GIVEN DATA >>
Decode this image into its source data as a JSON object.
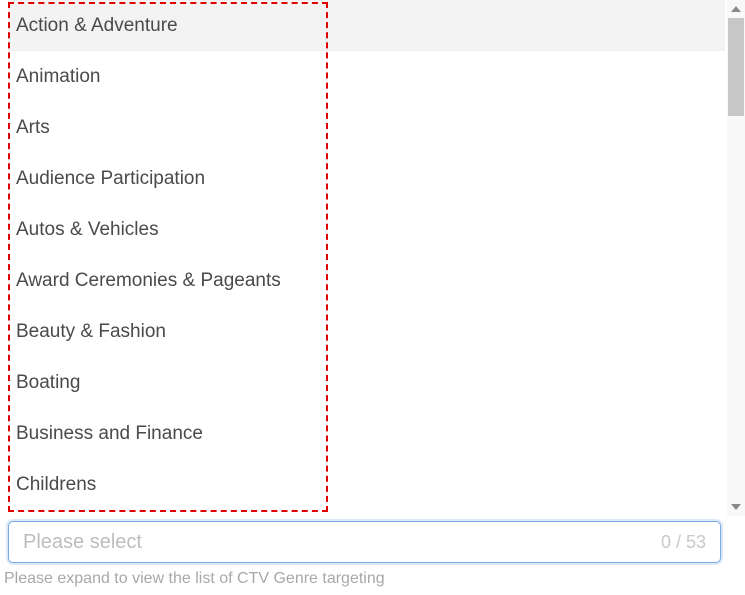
{
  "options": [
    "Action & Adventure",
    "Animation",
    "Arts",
    "Audience Participation",
    "Autos & Vehicles",
    "Award Ceremonies & Pageants",
    "Beauty & Fashion",
    "Boating",
    "Business and Finance",
    "Childrens"
  ],
  "hovered_index": 0,
  "select": {
    "placeholder": "Please select",
    "value": "",
    "counter": "0 / 53"
  },
  "helper_text": "Please expand to view the list of CTV Genre targeting"
}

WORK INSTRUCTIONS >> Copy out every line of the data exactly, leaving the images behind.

ANSWER AREA >>
Decode this image into its source data as a JSON object.
{
  "options": [
    "Action & Adventure",
    "Animation",
    "Arts",
    "Audience Participation",
    "Autos & Vehicles",
    "Award Ceremonies & Pageants",
    "Beauty & Fashion",
    "Boating",
    "Business and Finance",
    "Childrens"
  ],
  "hovered_index": 0,
  "select": {
    "placeholder": "Please select",
    "value": "",
    "counter": "0 / 53"
  },
  "helper_text": "Please expand to view the list of CTV Genre targeting"
}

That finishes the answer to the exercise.